Baxter - BX5207 B3 A2 1696

62 The LIFE of the L I B. I. § 92. As I have part over many Battles, Sieges, and great Actions of the Wars, as not belonging to my purpofe ; fo I have paffed overCrenewe1i'sMarch into Scot- land to help theCovenanters when Montraf, was toofiring forthem, and I shall pars over his Tranfparration into I, eland, and his fpeedy Congueft of the remaining For- ces and Fortreffesof that Kingdom,his taking the I11es ofMan, of; fexfej, Garnfey, and Scilly, and fach other ofhis Succeffes, and ¡peakonly inbriefof what he did to the change of the Government, and to the exalting of himfetf and of his Confidants. And I will pats over the Londoners Petitions for the King, and their Carriage to- wards the Houle, which looked like a force, and exafperated them fo, that the Speakers of both Hoafes, the Earl of Mancbefter and Mr. Lentball, did with the greater part of the prefent Members, go forth to Cromwell, and make fòme kind L of Confederacy with the Army, and took them for their Protedlors againft the Citizens. Alfo their votingsand unvoting in thefe Caßs, erne. 4 93. The King being at the fileof Wight, the Parliament fent him lime Pro - pofitions to be confentcd to in order to, hit (leftoration : The King granted many of them, and fome he granted not : TheSrottifh Commiftioners thought the Con- ditions more dilhonourable to the King,than was confiftant with their Covenant and Duty, and procefted.againft them; for which the Parliament blamed them as hinderers of the defired Peace. The chiefert thing which the King buck at, was, the utter abolifhng of Epifcopacy, and alienating theirs and the Dean and Chapters Lands. Hereupon, with the Commillioners certain Divines were lent down to fatisfie the King, viz. Mr. Stepb. Marfhall, Mr. Rich.
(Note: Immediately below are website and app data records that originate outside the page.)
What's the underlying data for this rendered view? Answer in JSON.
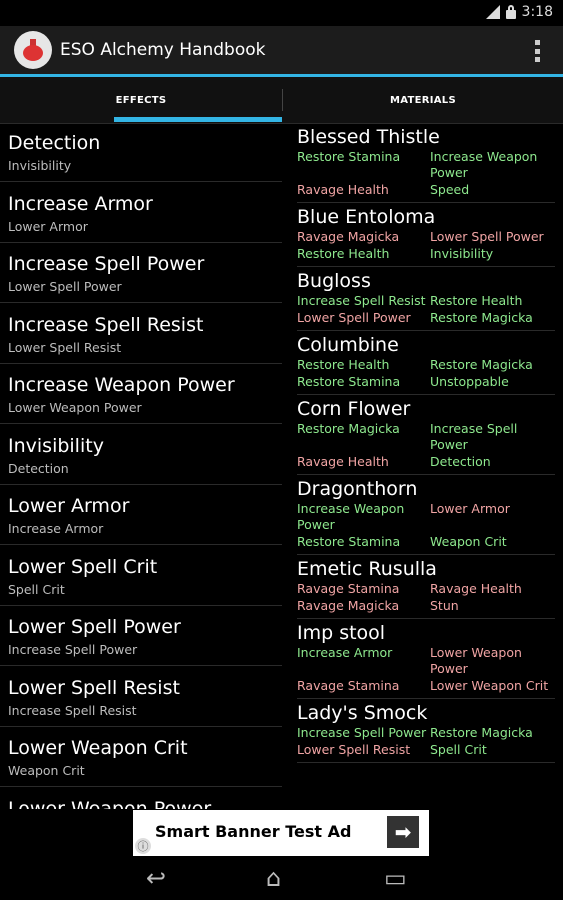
{
  "status": {
    "time": "3:18"
  },
  "app": {
    "title": "ESO Alchemy Handbook"
  },
  "tabs": [
    {
      "label": "EFFECTS"
    },
    {
      "label": "MATERIALS"
    }
  ],
  "effects": [
    {
      "title": "Detection",
      "subtitle": "Invisibility"
    },
    {
      "title": "Increase Armor",
      "subtitle": "Lower Armor"
    },
    {
      "title": "Increase Spell Power",
      "subtitle": "Lower Spell Power"
    },
    {
      "title": "Increase Spell Resist",
      "subtitle": "Lower Spell Resist"
    },
    {
      "title": "Increase Weapon Power",
      "subtitle": "Lower Weapon Power"
    },
    {
      "title": "Invisibility",
      "subtitle": "Detection"
    },
    {
      "title": "Lower Armor",
      "subtitle": "Increase Armor"
    },
    {
      "title": "Lower Spell Crit",
      "subtitle": "Spell Crit"
    },
    {
      "title": "Lower Spell Power",
      "subtitle": "Increase Spell Power"
    },
    {
      "title": "Lower Spell Resist",
      "subtitle": "Increase Spell Resist"
    },
    {
      "title": "Lower Weapon Crit",
      "subtitle": "Weapon Crit"
    },
    {
      "title": "Lower Weapon Power",
      "subtitle": ""
    }
  ],
  "materials": [
    {
      "name": "Blessed Thistle",
      "effects": [
        {
          "text": "Restore Stamina",
          "kind": "pos"
        },
        {
          "text": "Increase Weapon Power",
          "kind": "pos"
        },
        {
          "text": "Ravage Health",
          "kind": "neg"
        },
        {
          "text": "Speed",
          "kind": "pos"
        }
      ]
    },
    {
      "name": "Blue Entoloma",
      "effects": [
        {
          "text": "Ravage Magicka",
          "kind": "neg"
        },
        {
          "text": "Lower Spell Power",
          "kind": "neg"
        },
        {
          "text": "Restore Health",
          "kind": "pos"
        },
        {
          "text": "Invisibility",
          "kind": "pos"
        }
      ]
    },
    {
      "name": "Bugloss",
      "effects": [
        {
          "text": "Increase Spell Resist",
          "kind": "pos"
        },
        {
          "text": "Restore Health",
          "kind": "pos"
        },
        {
          "text": "Lower Spell Power",
          "kind": "neg"
        },
        {
          "text": "Restore Magicka",
          "kind": "pos"
        }
      ]
    },
    {
      "name": "Columbine",
      "effects": [
        {
          "text": "Restore Health",
          "kind": "pos"
        },
        {
          "text": "Restore Magicka",
          "kind": "pos"
        },
        {
          "text": "Restore Stamina",
          "kind": "pos"
        },
        {
          "text": "Unstoppable",
          "kind": "pos"
        }
      ]
    },
    {
      "name": "Corn Flower",
      "effects": [
        {
          "text": "Restore Magicka",
          "kind": "pos"
        },
        {
          "text": "Increase Spell Power",
          "kind": "pos"
        },
        {
          "text": "Ravage Health",
          "kind": "neg"
        },
        {
          "text": "Detection",
          "kind": "pos"
        }
      ]
    },
    {
      "name": "Dragonthorn",
      "effects": [
        {
          "text": "Increase Weapon Power",
          "kind": "pos"
        },
        {
          "text": "Lower Armor",
          "kind": "neg"
        },
        {
          "text": "Restore Stamina",
          "kind": "pos"
        },
        {
          "text": "Weapon Crit",
          "kind": "pos"
        }
      ]
    },
    {
      "name": "Emetic Rusulla",
      "effects": [
        {
          "text": "Ravage Stamina",
          "kind": "neg"
        },
        {
          "text": "Ravage Health",
          "kind": "neg"
        },
        {
          "text": "Ravage Magicka",
          "kind": "neg"
        },
        {
          "text": "Stun",
          "kind": "neg"
        }
      ]
    },
    {
      "name": "Imp stool",
      "effects": [
        {
          "text": "Increase Armor",
          "kind": "pos"
        },
        {
          "text": "Lower Weapon Power",
          "kind": "neg"
        },
        {
          "text": "Ravage Stamina",
          "kind": "neg"
        },
        {
          "text": "Lower Weapon Crit",
          "kind": "neg"
        }
      ]
    },
    {
      "name": "Lady's Smock",
      "effects": [
        {
          "text": "Increase Spell Power",
          "kind": "pos"
        },
        {
          "text": "Restore Magicka",
          "kind": "pos"
        },
        {
          "text": "Lower Spell Resist",
          "kind": "neg"
        },
        {
          "text": "Spell Crit",
          "kind": "pos"
        }
      ]
    }
  ],
  "ad": {
    "text": "Smart Banner Test Ad",
    "arrow": "➡",
    "info": "ⓘ"
  },
  "nav": {
    "back": "↩",
    "home": "⌂",
    "recent": "▭"
  },
  "colors": {
    "accent": "#33b5e5",
    "positive": "#8ee88e",
    "negative": "#f0a4a4"
  }
}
Fines, Dr. Lazarus Seaman, en- who were met by many of the King's Divines; Archbifhop Ulher, Dr. Hammond, Dr. Shallots, &c. TheDebaseshere being in Writing were publifhed, and each Party thought they had the better, and the Parliaments Divines came off with great Honour: But for my part, I confefs thefe two things againft them, though Perlons whom I highly honoured : r. That they feem not to me to have anfwered fatisfasorily to the mainAr- gument fetcht from the Apofiles own Government, with which Saravia had incli- ned me to fome Epifcopacy before; though Miracles and Infallibility wereApo- flolical temporary Priviledges; yet Church Government is an ordinary thing to be continued : And therefore as the Apollies hadSucceffors as they were Preach- ers, I fee not but that they mull have Succeffors as Church Governors : And it feemeth unlikely to me, that Chrift fhould fettle a Form of Government in his Church, which was to continuebut for one Age, and then to be transformed into another Species. Could I be fare what was the Government in the Daysof the Apoftles themfelves, I fhould be fatisfied what fhould be the Government now. 2. They feemnot tome to have taken the Courfe which should have feeled theft dif raged Churches: Inttead of difputingagainft all Epifcopacy, they fhould have changed Dioeefan Prelacy into filch an Epifcopacy as the Con fcience ofthe King might have admitted, and as was agreeable to that which the Church had in the two or three firft Ages. I confefs, Mr. Vines wrote to the as their excuf in this and other Matters of the Affembly, that the Parliament tied them up from treat- ing or difputing of any thing at all, but what they appointed or propofed to them : But I think plain dealing with fach Leaders had been bell, and to have told them this is our Judgment, and in the matters of God and his Church we will ferve you according to our Judgment, or notat all. (But indeed if they were not of one Mind among themfelves, thiscould not be expedhed. ) Archbifhop Ufiser there took the rightelt courfe,whooffered the King his Reduelie,, of Epifcopacy to the formof Presbytery: And he toldme himfelf, that before the King had refufed it, but at the Ifle of Wight he accepted it, and as he would not when others would, fo others would not when he would And when our prelenc King Charles II. came in, we tendered it for Union to him, and then he would not : And thus the truemoderate healing terms are always rejedted by them that (rand on the higherGround, though accepted by them that are lower and cannot havewhat they will: From whence it is eafy to perceive, whether Profperity or Adverffty, the Higheft, or the Lowell, be ordinarily the greater Hinderer of the Churches Unity and Peace. I know that if the Divines and Parliament had agreed for a moderate Epifcopacy with the King, fome Presbyterians of Scotland would have been againft it, and many Independents of England, and the Army would have made it the matter of odious Accufations and Clamours : But all this had beenof no great regard to remove forefeeing judicious Men from thofe heal- ing Counfels.which malt dole our Wounds whenever they are doled. g 94. The